EXERCISE AIM ▸ Without adding or dropping anything, copy the entries below.

RECORDS TO PROCESS ▸

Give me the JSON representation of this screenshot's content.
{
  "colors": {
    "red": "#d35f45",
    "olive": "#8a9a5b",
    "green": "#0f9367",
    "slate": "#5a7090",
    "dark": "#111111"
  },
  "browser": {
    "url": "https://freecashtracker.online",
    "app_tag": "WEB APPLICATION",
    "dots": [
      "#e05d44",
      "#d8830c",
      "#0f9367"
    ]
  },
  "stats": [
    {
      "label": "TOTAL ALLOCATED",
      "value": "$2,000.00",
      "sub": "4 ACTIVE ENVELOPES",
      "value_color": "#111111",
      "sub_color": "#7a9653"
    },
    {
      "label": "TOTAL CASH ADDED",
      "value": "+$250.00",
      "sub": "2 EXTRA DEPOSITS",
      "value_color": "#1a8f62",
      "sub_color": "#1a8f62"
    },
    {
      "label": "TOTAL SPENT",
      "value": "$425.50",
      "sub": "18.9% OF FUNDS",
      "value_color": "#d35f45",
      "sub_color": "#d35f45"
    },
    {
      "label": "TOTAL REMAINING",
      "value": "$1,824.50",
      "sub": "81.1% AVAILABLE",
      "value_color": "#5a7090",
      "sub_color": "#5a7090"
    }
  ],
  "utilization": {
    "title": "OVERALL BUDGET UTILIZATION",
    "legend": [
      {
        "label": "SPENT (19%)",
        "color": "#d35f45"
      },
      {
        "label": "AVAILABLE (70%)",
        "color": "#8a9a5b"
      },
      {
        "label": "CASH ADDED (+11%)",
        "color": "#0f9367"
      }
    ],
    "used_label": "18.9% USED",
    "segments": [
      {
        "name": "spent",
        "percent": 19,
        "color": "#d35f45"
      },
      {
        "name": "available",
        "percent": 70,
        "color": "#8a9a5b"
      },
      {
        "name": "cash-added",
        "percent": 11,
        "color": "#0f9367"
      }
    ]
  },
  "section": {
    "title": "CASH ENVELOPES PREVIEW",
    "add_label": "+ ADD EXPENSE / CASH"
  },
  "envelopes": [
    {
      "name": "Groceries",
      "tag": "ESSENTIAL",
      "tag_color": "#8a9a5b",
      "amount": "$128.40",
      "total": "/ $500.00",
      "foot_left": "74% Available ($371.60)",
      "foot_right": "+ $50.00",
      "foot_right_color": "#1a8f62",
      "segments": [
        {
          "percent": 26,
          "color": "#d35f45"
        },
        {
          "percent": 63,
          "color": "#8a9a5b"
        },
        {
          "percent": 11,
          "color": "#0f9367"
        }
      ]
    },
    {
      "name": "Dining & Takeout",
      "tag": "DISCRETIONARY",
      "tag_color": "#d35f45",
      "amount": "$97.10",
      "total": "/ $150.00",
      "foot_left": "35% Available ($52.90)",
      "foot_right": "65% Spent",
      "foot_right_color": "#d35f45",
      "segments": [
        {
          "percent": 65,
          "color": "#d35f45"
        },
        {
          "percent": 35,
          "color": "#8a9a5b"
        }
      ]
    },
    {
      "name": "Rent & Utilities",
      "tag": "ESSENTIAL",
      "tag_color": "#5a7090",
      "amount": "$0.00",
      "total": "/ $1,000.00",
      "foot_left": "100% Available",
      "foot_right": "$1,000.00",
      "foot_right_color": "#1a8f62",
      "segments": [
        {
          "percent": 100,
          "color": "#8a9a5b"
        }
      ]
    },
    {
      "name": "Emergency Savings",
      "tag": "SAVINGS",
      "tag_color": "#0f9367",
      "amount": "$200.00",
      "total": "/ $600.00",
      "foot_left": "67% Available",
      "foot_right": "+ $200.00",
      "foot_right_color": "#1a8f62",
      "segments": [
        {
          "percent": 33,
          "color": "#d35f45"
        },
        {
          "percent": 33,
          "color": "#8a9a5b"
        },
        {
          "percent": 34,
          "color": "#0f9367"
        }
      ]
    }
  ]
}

TASK ANSWER ▸
Give me the JSON representation of this screenshot's content.
{
  "colors": {
    "red": "#d35f45",
    "olive": "#8a9a5b",
    "green": "#0f9367",
    "slate": "#5a7090",
    "dark": "#111111"
  },
  "browser": {
    "url": "https://freecashtracker.online",
    "app_tag": "WEB APPLICATION",
    "dots": [
      "#e05d44",
      "#d8830c",
      "#0f9367"
    ]
  },
  "stats": [
    {
      "label": "TOTAL ALLOCATED",
      "value": "$2,000.00",
      "sub": "4 ACTIVE ENVELOPES",
      "value_color": "#111111",
      "sub_color": "#7a9653"
    },
    {
      "label": "TOTAL CASH ADDED",
      "value": "+$250.00",
      "sub": "2 EXTRA DEPOSITS",
      "value_color": "#1a8f62",
      "sub_color": "#1a8f62"
    },
    {
      "label": "TOTAL SPENT",
      "value": "$425.50",
      "sub": "18.9% OF FUNDS",
      "value_color": "#d35f45",
      "sub_color": "#d35f45"
    },
    {
      "label": "TOTAL REMAINING",
      "value": "$1,824.50",
      "sub": "81.1% AVAILABLE",
      "value_color": "#5a7090",
      "sub_color": "#5a7090"
    }
  ],
  "utilization": {
    "title": "OVERALL BUDGET UTILIZATION",
    "legend": [
      {
        "label": "SPENT (19%)",
        "color": "#d35f45"
      },
      {
        "label": "AVAILABLE (70%)",
        "color": "#8a9a5b"
      },
      {
        "label": "CASH ADDED (+11%)",
        "color": "#0f9367"
      }
    ],
    "used_label": "18.9% USED",
    "segments": [
      {
        "name": "spent",
        "percent": 19,
        "color": "#d35f45"
      },
      {
        "name": "available",
        "percent": 70,
        "color": "#8a9a5b"
      },
      {
        "name": "cash-added",
        "percent": 11,
        "color": "#0f9367"
      }
    ]
  },
  "section": {
    "title": "CASH ENVELOPES PREVIEW",
    "add_label": "+ ADD EXPENSE / CASH"
  },
  "envelopes": [
    {
      "name": "Groceries",
      "tag": "ESSENTIAL",
      "tag_color": "#8a9a5b",
      "amount": "$128.40",
      "total": "/ $500.00",
      "foot_left": "74% Available ($371.60)",
      "foot_right": "+ $50.00",
      "foot_right_color": "#1a8f62",
      "segments": [
        {
          "percent": 26,
          "color": "#d35f45"
        },
        {
          "percent": 63,
          "color": "#8a9a5b"
        },
        {
          "percent": 11,
          "color": "#0f9367"
        }
      ]
    },
    {
      "name": "Dining & Takeout",
      "tag": "DISCRETIONARY",
      "tag_color": "#d35f45",
      "amount": "$97.10",
      "total": "/ $150.00",
      "foot_left": "35% Available ($52.90)",
      "foot_right": "65% Spent",
      "foot_right_color": "#d35f45",
      "segments": [
        {
          "percent": 65,
          "color": "#d35f45"
        },
        {
          "percent": 35,
          "color": "#8a9a5b"
        }
      ]
    },
    {
      "name": "Rent & Utilities",
      "tag": "ESSENTIAL",
      "tag_color": "#5a7090",
      "amount": "$0.00",
      "total": "/ $1,000.00",
      "foot_left": "100% Available",
      "foot_right": "$1,000.00",
      "foot_right_color": "#1a8f62",
      "segments": [
        {
          "percent": 100,
          "color": "#8a9a5b"
        }
      ]
    },
    {
      "name": "Emergency Savings",
      "tag": "SAVINGS",
      "tag_color": "#0f9367",
      "amount": "$200.00",
      "total": "/ $600.00",
      "foot_left": "67% Available",
      "foot_right": "+ $200.00",
      "foot_right_color": "#1a8f62",
      "segments": [
        {
          "percent": 33,
          "color": "#d35f45"
        },
        {
          "percent": 33,
          "color": "#8a9a5b"
        },
        {
          "percent": 34,
          "color": "#0f9367"
        }
      ]
    }
  ]
}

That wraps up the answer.